#### What is being asked:
In the entries below, find each line where the word "JSON" appears and give only the total count of such lines.

#### Records:
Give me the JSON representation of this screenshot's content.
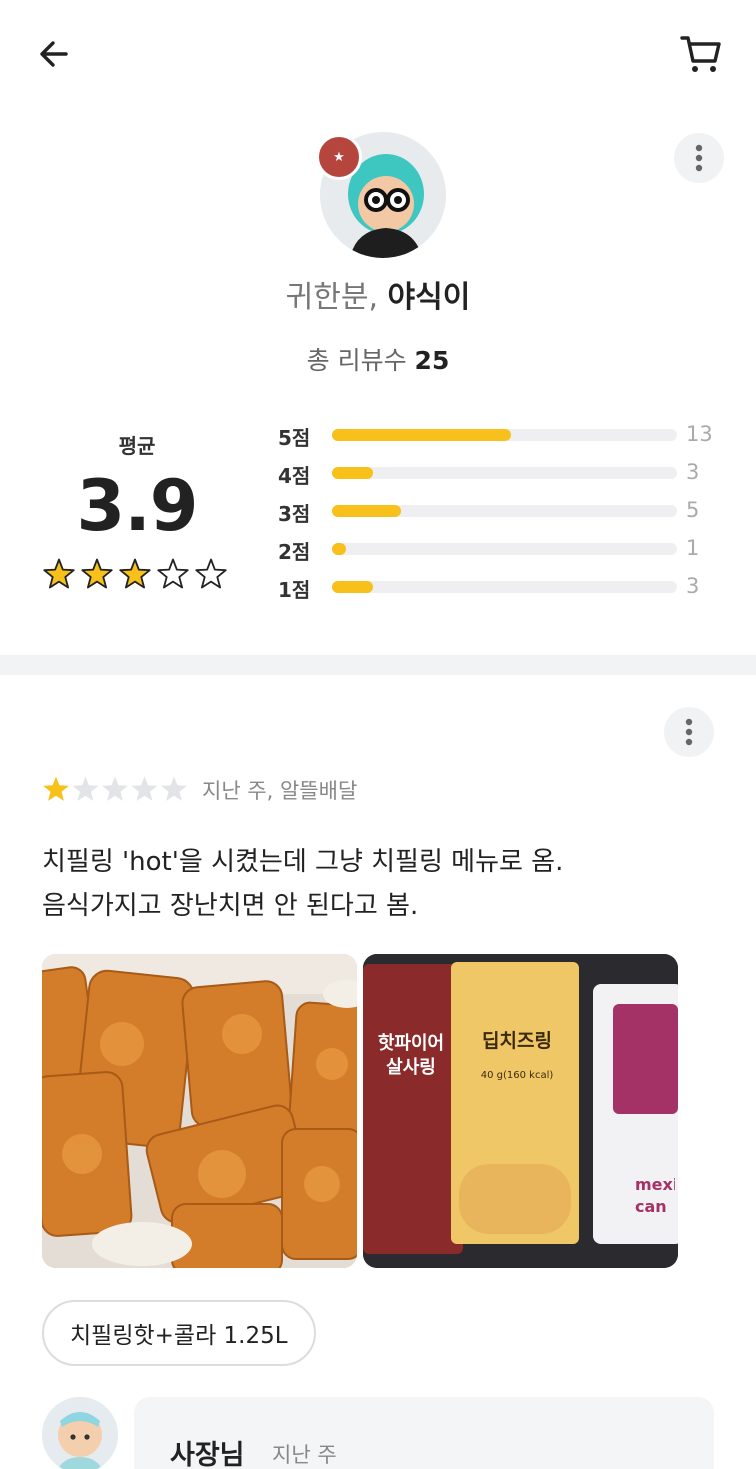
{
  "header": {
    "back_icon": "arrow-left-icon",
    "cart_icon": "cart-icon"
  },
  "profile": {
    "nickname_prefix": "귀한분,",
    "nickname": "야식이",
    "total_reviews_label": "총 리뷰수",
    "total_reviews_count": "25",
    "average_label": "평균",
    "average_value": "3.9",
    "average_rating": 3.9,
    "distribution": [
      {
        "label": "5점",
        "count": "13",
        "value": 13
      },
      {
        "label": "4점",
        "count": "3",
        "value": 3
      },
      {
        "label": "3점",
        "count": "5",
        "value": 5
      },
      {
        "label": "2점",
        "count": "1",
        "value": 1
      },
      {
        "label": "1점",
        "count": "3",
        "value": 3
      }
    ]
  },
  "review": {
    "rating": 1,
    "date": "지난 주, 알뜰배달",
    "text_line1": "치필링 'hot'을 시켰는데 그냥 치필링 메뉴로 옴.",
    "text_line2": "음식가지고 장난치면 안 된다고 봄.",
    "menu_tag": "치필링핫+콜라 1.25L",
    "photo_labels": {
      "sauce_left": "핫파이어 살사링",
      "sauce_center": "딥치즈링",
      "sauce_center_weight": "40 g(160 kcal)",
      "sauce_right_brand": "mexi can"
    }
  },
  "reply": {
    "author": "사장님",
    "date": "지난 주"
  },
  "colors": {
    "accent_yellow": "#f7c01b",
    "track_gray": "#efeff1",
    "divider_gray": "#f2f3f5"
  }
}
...
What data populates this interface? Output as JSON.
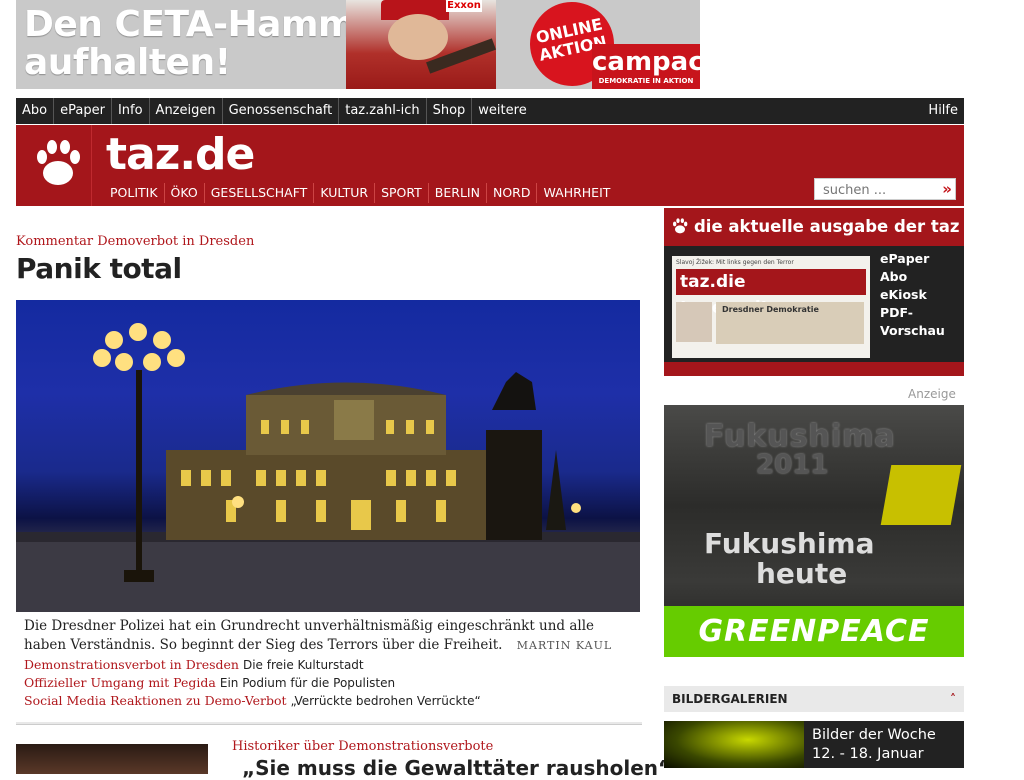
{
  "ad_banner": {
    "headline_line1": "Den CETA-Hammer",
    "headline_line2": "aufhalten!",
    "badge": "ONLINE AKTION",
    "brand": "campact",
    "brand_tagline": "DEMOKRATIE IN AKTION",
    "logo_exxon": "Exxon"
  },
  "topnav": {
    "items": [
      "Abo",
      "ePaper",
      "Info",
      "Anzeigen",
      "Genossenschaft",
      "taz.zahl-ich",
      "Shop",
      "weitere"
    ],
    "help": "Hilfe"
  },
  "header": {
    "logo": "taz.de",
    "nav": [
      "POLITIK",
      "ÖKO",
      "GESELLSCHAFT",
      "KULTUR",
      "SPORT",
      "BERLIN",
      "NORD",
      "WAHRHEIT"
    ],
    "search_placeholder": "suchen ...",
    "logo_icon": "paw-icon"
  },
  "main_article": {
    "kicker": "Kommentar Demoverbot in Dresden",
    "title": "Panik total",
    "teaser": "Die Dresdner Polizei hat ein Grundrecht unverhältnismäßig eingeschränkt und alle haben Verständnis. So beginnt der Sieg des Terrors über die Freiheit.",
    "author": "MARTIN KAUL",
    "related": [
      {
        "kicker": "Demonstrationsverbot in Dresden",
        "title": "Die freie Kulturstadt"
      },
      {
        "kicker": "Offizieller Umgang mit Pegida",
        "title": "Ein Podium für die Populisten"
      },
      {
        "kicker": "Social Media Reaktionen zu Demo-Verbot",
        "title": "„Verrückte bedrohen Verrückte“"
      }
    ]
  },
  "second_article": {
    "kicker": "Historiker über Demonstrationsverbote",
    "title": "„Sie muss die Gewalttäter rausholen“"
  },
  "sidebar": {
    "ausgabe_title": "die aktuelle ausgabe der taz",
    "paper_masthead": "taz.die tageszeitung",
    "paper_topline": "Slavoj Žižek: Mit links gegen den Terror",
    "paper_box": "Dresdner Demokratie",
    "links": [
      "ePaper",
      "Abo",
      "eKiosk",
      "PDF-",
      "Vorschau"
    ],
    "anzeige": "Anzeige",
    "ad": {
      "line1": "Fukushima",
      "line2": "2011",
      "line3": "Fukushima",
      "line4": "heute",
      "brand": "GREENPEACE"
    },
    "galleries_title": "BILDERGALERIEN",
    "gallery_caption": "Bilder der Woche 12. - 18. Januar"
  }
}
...
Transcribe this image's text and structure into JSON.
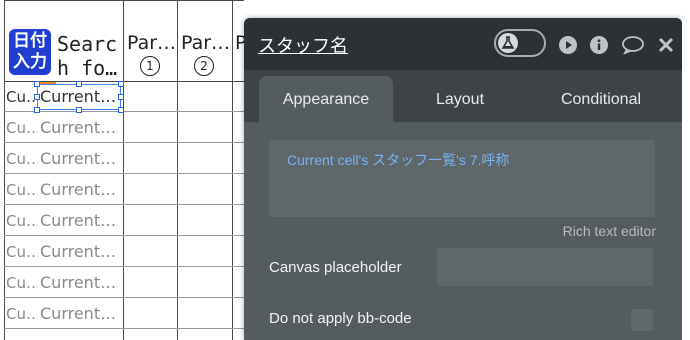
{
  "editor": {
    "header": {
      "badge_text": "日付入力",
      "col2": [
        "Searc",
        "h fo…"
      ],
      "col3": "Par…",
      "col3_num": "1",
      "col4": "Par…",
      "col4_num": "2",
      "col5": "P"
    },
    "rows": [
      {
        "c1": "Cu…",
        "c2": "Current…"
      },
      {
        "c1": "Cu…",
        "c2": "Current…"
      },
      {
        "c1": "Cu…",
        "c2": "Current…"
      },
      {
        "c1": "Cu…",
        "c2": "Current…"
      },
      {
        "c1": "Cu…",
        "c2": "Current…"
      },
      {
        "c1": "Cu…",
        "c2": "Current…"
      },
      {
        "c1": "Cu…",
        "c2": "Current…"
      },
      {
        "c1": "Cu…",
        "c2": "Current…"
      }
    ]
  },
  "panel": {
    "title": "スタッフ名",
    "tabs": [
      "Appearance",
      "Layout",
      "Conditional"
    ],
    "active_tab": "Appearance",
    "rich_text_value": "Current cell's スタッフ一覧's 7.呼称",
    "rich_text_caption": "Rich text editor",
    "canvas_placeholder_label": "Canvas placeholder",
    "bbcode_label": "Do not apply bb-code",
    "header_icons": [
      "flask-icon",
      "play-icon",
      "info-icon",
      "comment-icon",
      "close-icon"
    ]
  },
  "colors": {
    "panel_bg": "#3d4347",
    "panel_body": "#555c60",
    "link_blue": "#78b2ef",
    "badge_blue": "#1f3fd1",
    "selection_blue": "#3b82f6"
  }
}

#### Written answer:
3